The three big issues that you mention; Crime, immigration and terrorism are, here in the North East, obviously a concern, however they are inflated here because our televisions happen to be linked to the national stations. Gun Crime for example is not really an issue but is talked about because it is a London (Manchester and Birmingham) problem. Crime is an issue, but again I feel very much overblown by the London-centric nature of politics. Support the police to do their job, inspire civic responsibility, but it shouldn’t be made the number one issue at all times

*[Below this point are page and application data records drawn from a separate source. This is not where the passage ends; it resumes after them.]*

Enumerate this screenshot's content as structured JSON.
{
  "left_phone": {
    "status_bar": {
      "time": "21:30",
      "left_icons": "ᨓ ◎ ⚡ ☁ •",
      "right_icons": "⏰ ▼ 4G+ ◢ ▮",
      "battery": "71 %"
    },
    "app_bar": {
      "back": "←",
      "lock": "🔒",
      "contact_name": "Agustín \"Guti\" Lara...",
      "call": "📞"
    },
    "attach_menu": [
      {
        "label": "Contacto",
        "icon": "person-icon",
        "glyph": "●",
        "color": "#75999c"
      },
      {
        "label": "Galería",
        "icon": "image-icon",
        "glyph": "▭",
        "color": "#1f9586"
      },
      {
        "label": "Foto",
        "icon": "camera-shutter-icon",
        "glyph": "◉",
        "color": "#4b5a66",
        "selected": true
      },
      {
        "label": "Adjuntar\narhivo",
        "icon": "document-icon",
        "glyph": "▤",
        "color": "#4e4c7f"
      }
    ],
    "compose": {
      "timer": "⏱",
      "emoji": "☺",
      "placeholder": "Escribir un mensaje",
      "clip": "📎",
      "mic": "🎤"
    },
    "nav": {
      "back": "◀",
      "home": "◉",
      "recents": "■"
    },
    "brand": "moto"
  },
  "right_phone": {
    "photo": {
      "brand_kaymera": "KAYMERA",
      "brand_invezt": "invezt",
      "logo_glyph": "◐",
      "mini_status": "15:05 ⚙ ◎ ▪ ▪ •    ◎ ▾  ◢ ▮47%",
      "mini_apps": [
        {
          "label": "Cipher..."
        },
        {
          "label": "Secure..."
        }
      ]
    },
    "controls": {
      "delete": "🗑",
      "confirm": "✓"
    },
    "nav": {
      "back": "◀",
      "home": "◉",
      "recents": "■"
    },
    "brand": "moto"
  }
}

Terrorism is a concern, but the likelihood of Hartlepool Town centre being attacked are pretty slim and people are aware of this, and in terms of non-EU immigration, there really isn’t an issue. What is needed is politics that inspires rather than frightens people. Don’t be soft but if the future of Labour politics lies in horror premonitions about a doomed future, people become insecure, not inspired. Concentrating on things that make people fearful rather than hopeful is a toxic not a potent force.

The problem with EU enlargement, which I see as different from the immigration that has been traditionally on the agenda, is that it is either argued as a massive economic advantage, or as a deluge of foreigners. I see it as neither. I think we should begin to acknowledge that it benefits a lot of us, but the skilled and unskilled working class are being disadvantaged economically in many areas. Tradesman across the country are being undercut and are losing money and if this is not addressed by targeting employers and supporting union expansion into this area then the right wing will have a wealth of bitter people to pick off. It is furthermore insulting to the working class to consistently hear that the jobs being filled are the jobs “That British people won’t do”. This simply is not true and is propaganda that has been oozing from employers and businesses.

So an optimistic agenda around workplace and union rights, training and stable employment for working class people, modern manufacturing, employer and business responsibility and public services, as well as remaining strong but not obsessed on security is an approach to re-energise politics, draw people back into it, make them less fearful and more hopeful and inspire the party to see off Cameron.

2:20 pm, October 27, 2006


Post a Comment

Links to this post:

Create a Link

<< Home

Free Hit Counters
OfficeDepot Discount